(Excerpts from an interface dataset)

□ □ □

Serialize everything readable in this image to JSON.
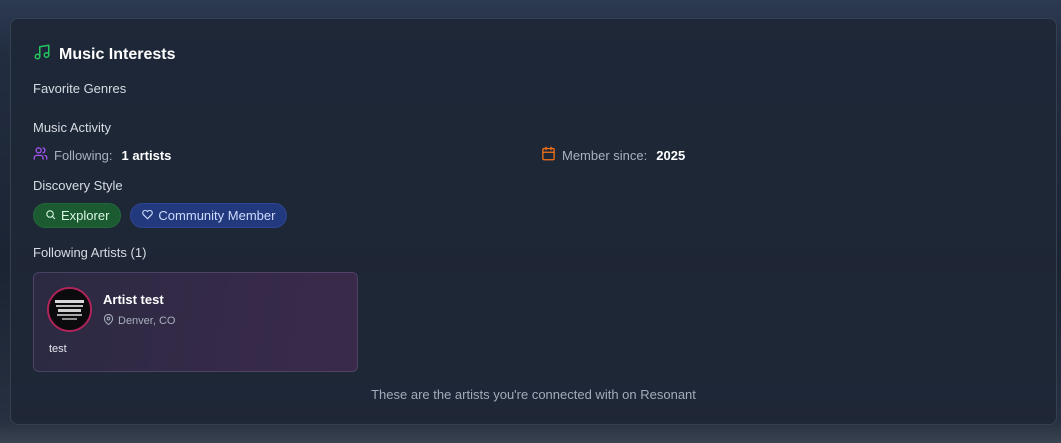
{
  "section": {
    "title": "Music Interests",
    "icon": "music-note-icon",
    "accent": "#22c55e"
  },
  "favorite_genres": {
    "label": "Favorite Genres"
  },
  "music_activity": {
    "label": "Music Activity",
    "following": {
      "key": "Following:",
      "value": "1 artists",
      "icon": "users-icon",
      "icon_color": "#a855f7"
    },
    "member_since": {
      "key": "Member since:",
      "value": "2025",
      "icon": "calendar-icon",
      "icon_color": "#f97316"
    }
  },
  "discovery_style": {
    "label": "Discovery Style",
    "badges": [
      {
        "label": "Explorer",
        "icon": "search-icon",
        "bg": "#1c5a32"
      },
      {
        "label": "Community Member",
        "icon": "heart-icon",
        "bg": "#22397d"
      }
    ]
  },
  "following_artists": {
    "label": "Following Artists (1)",
    "artists": [
      {
        "name": "Artist test",
        "location": "Denver, CO",
        "bio": "test",
        "avatar_icon": "artist-logo-avatar"
      }
    ]
  },
  "footer_note": "These are the artists you're connected with on Resonant"
}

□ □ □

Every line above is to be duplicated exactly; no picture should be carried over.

▸ Reply
Serialize everything readable in this image to JSON.
{
  "section": {
    "title": "Music Interests",
    "icon": "music-note-icon",
    "accent": "#22c55e"
  },
  "favorite_genres": {
    "label": "Favorite Genres"
  },
  "music_activity": {
    "label": "Music Activity",
    "following": {
      "key": "Following:",
      "value": "1 artists",
      "icon": "users-icon",
      "icon_color": "#a855f7"
    },
    "member_since": {
      "key": "Member since:",
      "value": "2025",
      "icon": "calendar-icon",
      "icon_color": "#f97316"
    }
  },
  "discovery_style": {
    "label": "Discovery Style",
    "badges": [
      {
        "label": "Explorer",
        "icon": "search-icon",
        "bg": "#1c5a32"
      },
      {
        "label": "Community Member",
        "icon": "heart-icon",
        "bg": "#22397d"
      }
    ]
  },
  "following_artists": {
    "label": "Following Artists (1)",
    "artists": [
      {
        "name": "Artist test",
        "location": "Denver, CO",
        "bio": "test",
        "avatar_icon": "artist-logo-avatar"
      }
    ]
  },
  "footer_note": "These are the artists you're connected with on Resonant"
}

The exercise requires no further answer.